Deacon Ed Hopkins grateful for prayers, support during formation
In one way or another, Randolph Edward (Ed) Hopkins, Jr., spent a quarter of his life preparing for ordination to the priesthood.
“It’s been 11 years since I was confirmed and began living in the church world,” explains the 44-year-old who grew up Baptist. “Words fail to describe what I’m feeling now. I can’t believe it’s finally happening.”
Bishop Michael Olson will confer the sacrament of holy orders on Hopkins, Austin Hoodenpyle, and Brandon LeClair on Saturday, May 20, in St. Patrick Cathedral. All three men were ordained transitional deacons last year.
A convert to the Catholic faith later in life, the TCU graduate admits becoming a priest was never on his radar but helping vulnerable people was always part of his life plan. An early career move was teaching special education students in Katy, Texas.
“I always felt a call to service. I just never knew it would manifest itself in the Catholic priesthood,” Hopkins said.
His introduction to the faith came from reading the works of Church Fathers and respected Catholic authors.
“Something outside of me just drew me to the faith. I’ve never been able to explain it,” Hopkins continued. “That’s what God had in store for me and little by little I figured it out.”
When he told his parents, Randy and Susan Hopkins, he was considering a religious vocation, they were both supportive and relieved. His late mother was raised Catholic.
“Being an older vocation, I think my mom and dad were probably wondering when I was going to sort out what I wanted to do in life,” the deacon admitted. “It’s overwhelming the amount of prayer and support I got from them and other family and friends. I know I’m lucky. There are guys who don’t have that.”
The Fort Worth native spent his early months of discernment living with the monks at St. Vincent Archabbey in Latrobe, Pennsylvania. Calling his time there a wonderful experience that allowed him to make lasting friendships, Hopkins eventually realized, “I’m just not a monk,” and contacted the diocesan vocations office.
Entering Assumption Seminary, he earned graduate degrees in theology and divinity from the Oblate School of Theology but returned to the archabbey for spiritual retreats. The most recent visit was during Holy Week to prepare for ordination.
“The Triduum was a nice time to have a retreat,” said Hopkins, who used the opportunity to reconnect with old friends. “You go through Good Friday and recognize that you’re dying to self to be a good priest but then there’s Easter and the hope and joy that will come from serving the people.”
Hopkins’ year as a transitional deacon had both high and low points. Last summer, he preached and baptized parishioners at St. Elizabeth Ann Seton Parish in Keller and joined fellow deacons on a pilgrimage to the Holy Land.

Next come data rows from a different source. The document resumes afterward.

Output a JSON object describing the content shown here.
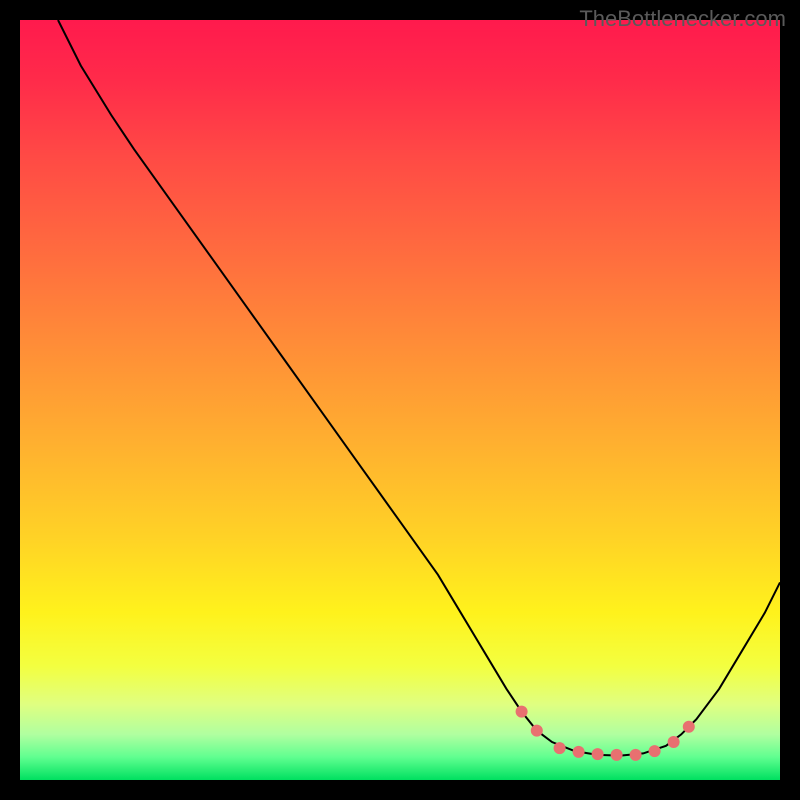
{
  "watermark": "TheBottlenecker.com",
  "chart_data": {
    "type": "line",
    "title": "",
    "xlabel": "",
    "ylabel": "",
    "xlim": [
      0,
      100
    ],
    "ylim": [
      0,
      100
    ],
    "background_gradient": {
      "type": "vertical",
      "stops": [
        {
          "offset": 0.0,
          "color": "#ff1a4d"
        },
        {
          "offset": 0.08,
          "color": "#ff2b4a"
        },
        {
          "offset": 0.18,
          "color": "#ff4a45"
        },
        {
          "offset": 0.3,
          "color": "#ff6a3f"
        },
        {
          "offset": 0.42,
          "color": "#ff8b38"
        },
        {
          "offset": 0.55,
          "color": "#ffae30"
        },
        {
          "offset": 0.68,
          "color": "#ffd226"
        },
        {
          "offset": 0.78,
          "color": "#fff21c"
        },
        {
          "offset": 0.85,
          "color": "#f3ff40"
        },
        {
          "offset": 0.9,
          "color": "#e0ff80"
        },
        {
          "offset": 0.94,
          "color": "#b0ffa0"
        },
        {
          "offset": 0.97,
          "color": "#60ff90"
        },
        {
          "offset": 1.0,
          "color": "#00e060"
        }
      ]
    },
    "series": [
      {
        "name": "curve",
        "color": "#000000",
        "width": 2,
        "points": [
          {
            "x": 5.0,
            "y": 100.0
          },
          {
            "x": 8.0,
            "y": 94.0
          },
          {
            "x": 12.0,
            "y": 87.5
          },
          {
            "x": 15.0,
            "y": 83.0
          },
          {
            "x": 20.0,
            "y": 76.0
          },
          {
            "x": 25.0,
            "y": 69.0
          },
          {
            "x": 30.0,
            "y": 62.0
          },
          {
            "x": 35.0,
            "y": 55.0
          },
          {
            "x": 40.0,
            "y": 48.0
          },
          {
            "x": 45.0,
            "y": 41.0
          },
          {
            "x": 50.0,
            "y": 34.0
          },
          {
            "x": 55.0,
            "y": 27.0
          },
          {
            "x": 58.0,
            "y": 22.0
          },
          {
            "x": 61.0,
            "y": 17.0
          },
          {
            "x": 64.0,
            "y": 12.0
          },
          {
            "x": 66.0,
            "y": 9.0
          },
          {
            "x": 68.0,
            "y": 6.5
          },
          {
            "x": 70.0,
            "y": 5.0
          },
          {
            "x": 73.0,
            "y": 3.8
          },
          {
            "x": 76.0,
            "y": 3.3
          },
          {
            "x": 79.0,
            "y": 3.2
          },
          {
            "x": 82.0,
            "y": 3.5
          },
          {
            "x": 85.0,
            "y": 4.5
          },
          {
            "x": 87.0,
            "y": 6.0
          },
          {
            "x": 89.0,
            "y": 8.0
          },
          {
            "x": 92.0,
            "y": 12.0
          },
          {
            "x": 95.0,
            "y": 17.0
          },
          {
            "x": 98.0,
            "y": 22.0
          },
          {
            "x": 100.0,
            "y": 26.0
          }
        ]
      }
    ],
    "markers": {
      "color": "#e87070",
      "radius": 6,
      "points": [
        {
          "x": 66.0,
          "y": 9.0
        },
        {
          "x": 68.0,
          "y": 6.5
        },
        {
          "x": 71.0,
          "y": 4.2
        },
        {
          "x": 73.5,
          "y": 3.7
        },
        {
          "x": 76.0,
          "y": 3.4
        },
        {
          "x": 78.5,
          "y": 3.3
        },
        {
          "x": 81.0,
          "y": 3.3
        },
        {
          "x": 83.5,
          "y": 3.8
        },
        {
          "x": 86.0,
          "y": 5.0
        },
        {
          "x": 88.0,
          "y": 7.0
        }
      ]
    }
  }
}
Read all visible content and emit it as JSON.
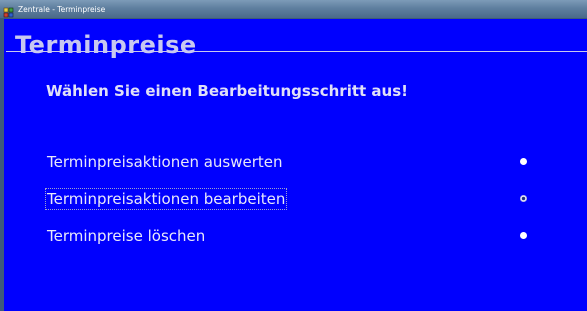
{
  "window": {
    "title": "Zentrale - Terminpreise"
  },
  "page": {
    "title": "Terminpreise",
    "instruction": "Wählen Sie einen Bearbeitungsschritt aus!"
  },
  "options": [
    {
      "label": "Terminpreisaktionen auswerten",
      "selected": false
    },
    {
      "label": "Terminpreisaktionen bearbeiten",
      "selected": true,
      "focused": true
    },
    {
      "label": "Terminpreise löschen",
      "selected": false
    }
  ],
  "colors": {
    "background": "#0000fe",
    "text": "#e8e8fa",
    "titlebar": "#5f7f9f"
  },
  "icons": {
    "app": "app-icon"
  }
}
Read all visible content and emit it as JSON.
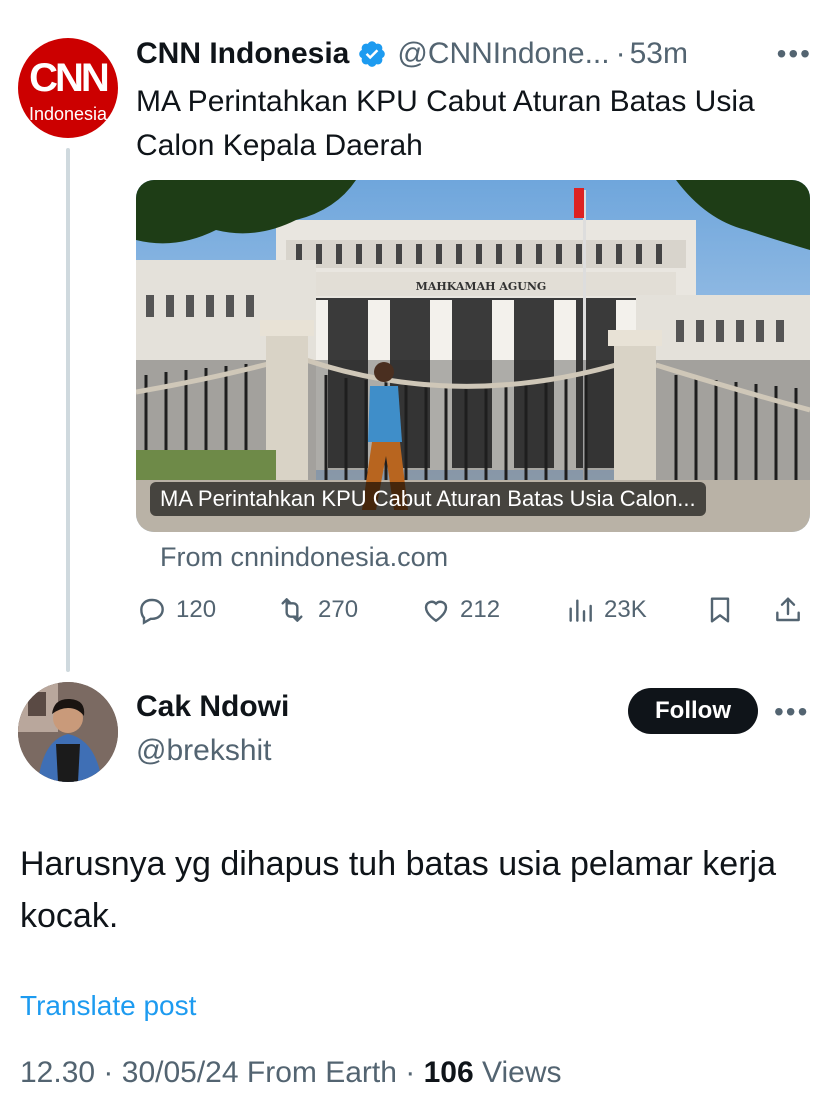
{
  "original_tweet": {
    "avatar": {
      "brand": "CNN",
      "subtitle": "Indonesia",
      "color": "#cc0000"
    },
    "author_name": "CNN Indonesia",
    "verified_icon": "verified-badge-icon",
    "handle": "@CNNIndone...",
    "separator": "·",
    "time": "53m",
    "more_icon": "more-dots-icon",
    "text": "MA Perintahkan KPU Cabut Aturan Batas Usia Calon Kepala Daerah",
    "card": {
      "caption": "MA Perintahkan KPU Cabut Aturan Batas Usia Calon...",
      "building_sign": "MAHKAMAH AGUNG",
      "source": "From cnnindonesia.com"
    },
    "actions": {
      "replies": "120",
      "reposts": "270",
      "likes": "212",
      "views": "23K",
      "icons": [
        "reply-icon",
        "repost-icon",
        "like-icon",
        "views-icon",
        "bookmark-icon",
        "share-icon"
      ]
    }
  },
  "reply_tweet": {
    "author_name": "Cak Ndowi",
    "handle": "@brekshit",
    "follow_label": "Follow",
    "more_icon": "more-dots-icon",
    "text": "Harusnya yg dihapus tuh batas usia pelamar kerja kocak.",
    "translate_label": "Translate post",
    "meta": {
      "time": "12.30",
      "dot1": "·",
      "date": "30/05/24",
      "location": "From Earth",
      "dot2": "·",
      "views_count": "106",
      "views_label": "Views"
    }
  },
  "colors": {
    "accent": "#1d9bf0",
    "muted": "#536471",
    "text": "#0f1419",
    "follow_bg": "#0f1419"
  }
}
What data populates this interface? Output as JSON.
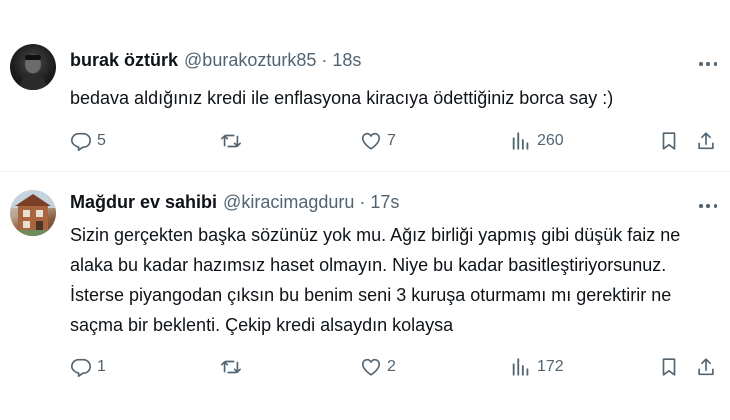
{
  "tweets": [
    {
      "author": {
        "name": "burak öztürk",
        "handle": "@burakozturk85",
        "avatar_icon": "profile-photo-dark"
      },
      "separator": "·",
      "time": "18s",
      "text_lines": [
        "bedava aldığınız kredi ile enflasyona kiracıya ödettiğiniz borca say :)"
      ],
      "actions": {
        "replies": "5",
        "reposts": "",
        "likes": "7",
        "views": "260"
      }
    },
    {
      "author": {
        "name": "Mağdur ev sahibi",
        "handle": "@kiracimagduru",
        "avatar_icon": "profile-photo-building"
      },
      "separator": "·",
      "time": "17s",
      "text_lines": [
        "Sizin gerçekten başka sözünüz yok mu. Ağız birliği yapmış gibi düşük faiz ne",
        "alaka bu kadar hazımsız haset olmayın. Niye bu kadar basitleştiriyorsunuz.",
        "İsterse piyangodan çıksın bu benim seni 3 kuruşa oturmamı mı gerektirir ne",
        "saçma bir beklenti. Çekip kredi alsaydın kolaysa"
      ],
      "actions": {
        "replies": "1",
        "reposts": "",
        "likes": "2",
        "views": "172"
      }
    }
  ],
  "colors": {
    "text": "#0f1419",
    "secondary": "#536471",
    "divider": "#eff3f4",
    "background": "#ffffff"
  }
}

Visiting the places where Jesus once lived helped scripture come alive for the seminarian.
“So now when you preach or talk about Gospel stories you have a visual image of what actually took place,” he said. “To walk through Bethlehem was incredible.”
The Church of the Nativity — the site where Mary gave birth to Jesus — offered an especially poignant moment of quiet reflection.
“That story of a mother and her son as my mother was passing, and soon after passed, was especially powerful for me,” said the deacon, who dealt with his mother’s Alzheimer’s disease during his formation. Through the long illness and eventual death of Susan Hopkins last December, seminarians and members of the clergy provided support and compassion to the grieving family. Bishop Olson officiated at her funeral Mass in Holy Family Church.
“There were about 15 priests there. The Church showed up and my brothers in the Church showed up for me,” Hopkins recalled. “To have that support is a comfort and a blessing as I go into the priesthood.”